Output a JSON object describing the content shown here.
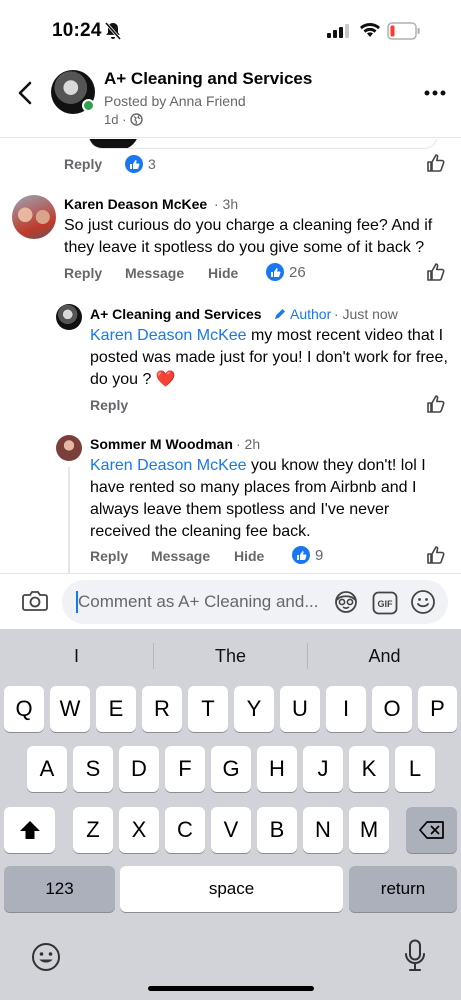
{
  "status_bar": {
    "time": "10:24"
  },
  "header": {
    "title": "A+ Cleaning and Services",
    "subtitle": "Posted by Anna Friend",
    "time": "1d ·"
  },
  "top_comment_actions": {
    "reply": "Reply",
    "likes": "3"
  },
  "comments": [
    {
      "author": "Karen Deason McKee",
      "time": "· 3h",
      "text": "So just curious do you charge a cleaning fee? And if they leave it spotless do you give some of it back ?",
      "reply": "Reply",
      "message": "Message",
      "hide": "Hide",
      "likes": "26"
    },
    {
      "author": "A+ Cleaning and Services",
      "badge": "Author",
      "time": "· Just now",
      "mention": "Karen Deason McKee",
      "text": " my most recent video that I posted was made just for you! I don't work for free, do you ? ❤️",
      "reply": "Reply"
    },
    {
      "author": "Sommer M Woodman",
      "time": "· 2h",
      "mention": "Karen Deason McKee",
      "text": " you know they don't! lol I have rented so many places from Airbnb and I always leave them spotless and I've never received the cleaning fee back.",
      "reply": "Reply",
      "message": "Message",
      "hide": "Hide",
      "likes": "9"
    }
  ],
  "composer": {
    "placeholder": "Comment as A+ Cleaning and..."
  },
  "keyboard": {
    "suggestions": [
      "I",
      "The",
      "And"
    ],
    "row1": [
      "Q",
      "W",
      "E",
      "R",
      "T",
      "Y",
      "U",
      "I",
      "O",
      "P"
    ],
    "row2": [
      "A",
      "S",
      "D",
      "F",
      "G",
      "H",
      "J",
      "K",
      "L"
    ],
    "row3": [
      "Z",
      "X",
      "C",
      "V",
      "B",
      "N",
      "M"
    ],
    "numbers_key": "123",
    "space_key": "space",
    "return_key": "return"
  },
  "colors": {
    "accent": "#1877f2",
    "muted": "#65676b",
    "keyboard_bg": "#d1d3d9"
  }
}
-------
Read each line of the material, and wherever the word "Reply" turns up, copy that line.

    "reply": "Reply",
      "reply": "Reply",
      "reply": "Reply"
      "reply": "Reply",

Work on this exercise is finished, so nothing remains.